PROBLEM DETAILS -
The required output is every entry, printed exactly as written.

Entries from a dataset of interfaces
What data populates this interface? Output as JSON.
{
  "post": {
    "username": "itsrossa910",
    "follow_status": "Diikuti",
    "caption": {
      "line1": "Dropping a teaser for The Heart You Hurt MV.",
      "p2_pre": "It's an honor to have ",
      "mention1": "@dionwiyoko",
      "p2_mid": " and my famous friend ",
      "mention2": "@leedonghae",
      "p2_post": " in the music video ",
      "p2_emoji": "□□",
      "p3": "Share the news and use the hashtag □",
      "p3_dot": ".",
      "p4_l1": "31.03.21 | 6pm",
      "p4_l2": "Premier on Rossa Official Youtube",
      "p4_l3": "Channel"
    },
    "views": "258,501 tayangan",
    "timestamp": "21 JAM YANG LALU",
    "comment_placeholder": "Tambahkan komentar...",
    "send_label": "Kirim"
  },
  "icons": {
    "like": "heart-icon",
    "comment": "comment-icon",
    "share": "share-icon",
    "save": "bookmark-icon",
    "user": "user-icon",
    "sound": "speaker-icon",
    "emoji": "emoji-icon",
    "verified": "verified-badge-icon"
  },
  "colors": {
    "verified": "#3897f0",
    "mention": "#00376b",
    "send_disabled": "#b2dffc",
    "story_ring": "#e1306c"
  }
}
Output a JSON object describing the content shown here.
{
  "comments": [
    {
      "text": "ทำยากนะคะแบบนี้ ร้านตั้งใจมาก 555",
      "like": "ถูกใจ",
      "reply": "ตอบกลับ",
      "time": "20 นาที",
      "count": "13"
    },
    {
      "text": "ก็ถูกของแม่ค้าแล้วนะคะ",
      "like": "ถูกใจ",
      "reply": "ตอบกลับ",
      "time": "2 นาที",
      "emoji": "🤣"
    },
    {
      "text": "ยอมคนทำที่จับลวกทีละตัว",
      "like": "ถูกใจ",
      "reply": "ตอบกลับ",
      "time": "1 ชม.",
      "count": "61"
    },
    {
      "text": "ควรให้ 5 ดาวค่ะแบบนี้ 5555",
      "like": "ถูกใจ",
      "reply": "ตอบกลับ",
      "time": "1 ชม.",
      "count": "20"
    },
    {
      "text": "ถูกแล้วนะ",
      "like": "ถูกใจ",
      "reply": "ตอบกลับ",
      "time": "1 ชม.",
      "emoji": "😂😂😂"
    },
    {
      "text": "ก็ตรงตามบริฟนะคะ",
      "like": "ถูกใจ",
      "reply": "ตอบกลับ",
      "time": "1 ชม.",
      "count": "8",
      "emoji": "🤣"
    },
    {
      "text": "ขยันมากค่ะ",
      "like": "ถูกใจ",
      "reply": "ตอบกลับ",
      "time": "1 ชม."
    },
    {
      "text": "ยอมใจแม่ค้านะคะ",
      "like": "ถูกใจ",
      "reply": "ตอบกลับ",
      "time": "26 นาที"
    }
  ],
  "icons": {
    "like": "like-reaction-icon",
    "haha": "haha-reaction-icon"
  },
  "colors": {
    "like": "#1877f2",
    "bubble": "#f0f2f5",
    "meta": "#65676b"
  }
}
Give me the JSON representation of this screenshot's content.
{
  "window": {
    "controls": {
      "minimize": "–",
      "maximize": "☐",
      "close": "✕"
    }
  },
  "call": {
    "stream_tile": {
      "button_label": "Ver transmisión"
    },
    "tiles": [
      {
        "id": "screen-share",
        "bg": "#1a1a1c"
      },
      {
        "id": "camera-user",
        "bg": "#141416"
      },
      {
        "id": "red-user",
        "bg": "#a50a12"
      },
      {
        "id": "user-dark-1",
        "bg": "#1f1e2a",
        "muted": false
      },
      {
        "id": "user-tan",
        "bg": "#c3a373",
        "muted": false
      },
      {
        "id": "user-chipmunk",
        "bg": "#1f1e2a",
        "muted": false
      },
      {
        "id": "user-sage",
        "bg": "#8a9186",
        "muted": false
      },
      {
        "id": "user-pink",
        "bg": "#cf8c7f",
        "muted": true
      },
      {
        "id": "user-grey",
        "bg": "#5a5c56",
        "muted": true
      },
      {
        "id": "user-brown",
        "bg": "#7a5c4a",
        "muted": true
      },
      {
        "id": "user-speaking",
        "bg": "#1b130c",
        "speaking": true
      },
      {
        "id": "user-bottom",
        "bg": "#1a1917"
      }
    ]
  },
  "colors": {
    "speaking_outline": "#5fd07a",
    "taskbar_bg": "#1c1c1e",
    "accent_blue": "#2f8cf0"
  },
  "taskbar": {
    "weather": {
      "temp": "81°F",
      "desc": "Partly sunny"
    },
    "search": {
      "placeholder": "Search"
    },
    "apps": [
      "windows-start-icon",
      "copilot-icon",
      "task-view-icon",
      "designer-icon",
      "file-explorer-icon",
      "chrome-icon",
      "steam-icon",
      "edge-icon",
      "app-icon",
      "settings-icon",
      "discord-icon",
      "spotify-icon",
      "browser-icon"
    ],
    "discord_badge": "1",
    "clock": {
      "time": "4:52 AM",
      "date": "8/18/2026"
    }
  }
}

RESPONSE -
What data populates this interface? Output as JSON.
{
  "post": {
    "username": "itsrossa910",
    "follow_status": "Diikuti",
    "caption": {
      "line1": "Dropping a teaser for The Heart You Hurt MV.",
      "p2_pre": "It's an honor to have ",
      "mention1": "@dionwiyoko",
      "p2_mid": " and my famous friend ",
      "mention2": "@leedonghae",
      "p2_post": " in the music video ",
      "p2_emoji": "□□",
      "p3": "Share the news and use the hashtag □",
      "p3_dot": ".",
      "p4_l1": "31.03.21 | 6pm",
      "p4_l2": "Premier on Rossa Official Youtube",
      "p4_l3": "Channel"
    },
    "views": "258,501 tayangan",
    "timestamp": "21 JAM YANG LALU",
    "comment_placeholder": "Tambahkan komentar...",
    "send_label": "Kirim"
  },
  "icons": {
    "like": "heart-icon",
    "comment": "comment-icon",
    "share": "share-icon",
    "save": "bookmark-icon",
    "user": "user-icon",
    "sound": "speaker-icon",
    "emoji": "emoji-icon",
    "verified": "verified-badge-icon"
  },
  "colors": {
    "verified": "#3897f0",
    "mention": "#00376b",
    "send_disabled": "#b2dffc",
    "story_ring": "#e1306c"
  }
}
Output a JSON object describing the content shown here.
{
  "comments": [
    {
      "text": "ทำยากนะคะแบบนี้ ร้านตั้งใจมาก 555",
      "like": "ถูกใจ",
      "reply": "ตอบกลับ",
      "time": "20 นาที",
      "count": "13"
    },
    {
      "text": "ก็ถูกของแม่ค้าแล้วนะคะ",
      "like": "ถูกใจ",
      "reply": "ตอบกลับ",
      "time": "2 นาที",
      "emoji": "🤣"
    },
    {
      "text": "ยอมคนทำที่จับลวกทีละตัว",
      "like": "ถูกใจ",
      "reply": "ตอบกลับ",
      "time": "1 ชม.",
      "count": "61"
    },
    {
      "text": "ควรให้ 5 ดาวค่ะแบบนี้ 5555",
      "like": "ถูกใจ",
      "reply": "ตอบกลับ",
      "time": "1 ชม.",
      "count": "20"
    },
    {
      "text": "ถูกแล้วนะ",
      "like": "ถูกใจ",
      "reply": "ตอบกลับ",
      "time": "1 ชม.",
      "emoji": "😂😂😂"
    },
    {
      "text": "ก็ตรงตามบริฟนะคะ",
      "like": "ถูกใจ",
      "reply": "ตอบกลับ",
      "time": "1 ชม.",
      "count": "8",
      "emoji": "🤣"
    },
    {
      "text": "ขยันมากค่ะ",
      "like": "ถูกใจ",
      "reply": "ตอบกลับ",
      "time": "1 ชม."
    },
    {
      "text": "ยอมใจแม่ค้านะคะ",
      "like": "ถูกใจ",
      "reply": "ตอบกลับ",
      "time": "26 นาที"
    }
  ],
  "icons": {
    "like": "like-reaction-icon",
    "haha": "haha-reaction-icon"
  },
  "colors": {
    "like": "#1877f2",
    "bubble": "#f0f2f5",
    "meta": "#65676b"
  }
}
Give me the JSON representation of this screenshot's content.
{
  "window": {
    "controls": {
      "minimize": "–",
      "maximize": "☐",
      "close": "✕"
    }
  },
  "call": {
    "stream_tile": {
      "button_label": "Ver transmisión"
    },
    "tiles": [
      {
        "id": "screen-share",
        "bg": "#1a1a1c"
      },
      {
        "id": "camera-user",
        "bg": "#141416"
      },
      {
        "id": "red-user",
        "bg": "#a50a12"
      },
      {
        "id": "user-dark-1",
        "bg": "#1f1e2a",
        "muted": false
      },
      {
        "id": "user-tan",
        "bg": "#c3a373",
        "muted": false
      },
      {
        "id": "user-chipmunk",
        "bg": "#1f1e2a",
        "muted": false
      },
      {
        "id": "user-sage",
        "bg": "#8a9186",
        "muted": false
      },
      {
        "id": "user-pink",
        "bg": "#cf8c7f",
        "muted": true
      },
      {
        "id": "user-grey",
        "bg": "#5a5c56",
        "muted": true
      },
      {
        "id": "user-brown",
        "bg": "#7a5c4a",
        "muted": true
      },
      {
        "id": "user-speaking",
        "bg": "#1b130c",
        "speaking": true
      },
      {
        "id": "user-bottom",
        "bg": "#1a1917"
      }
    ]
  },
  "colors": {
    "speaking_outline": "#5fd07a",
    "taskbar_bg": "#1c1c1e",
    "accent_blue": "#2f8cf0"
  },
  "taskbar": {
    "weather": {
      "temp": "81°F",
      "desc": "Partly sunny"
    },
    "search": {
      "placeholder": "Search"
    },
    "apps": [
      "windows-start-icon",
      "copilot-icon",
      "task-view-icon",
      "designer-icon",
      "file-explorer-icon",
      "chrome-icon",
      "steam-icon",
      "edge-icon",
      "app-icon",
      "settings-icon",
      "discord-icon",
      "spotify-icon",
      "browser-icon"
    ],
    "discord_badge": "1",
    "clock": {
      "time": "4:52 AM",
      "date": "8/18/2026"
    }
  }
}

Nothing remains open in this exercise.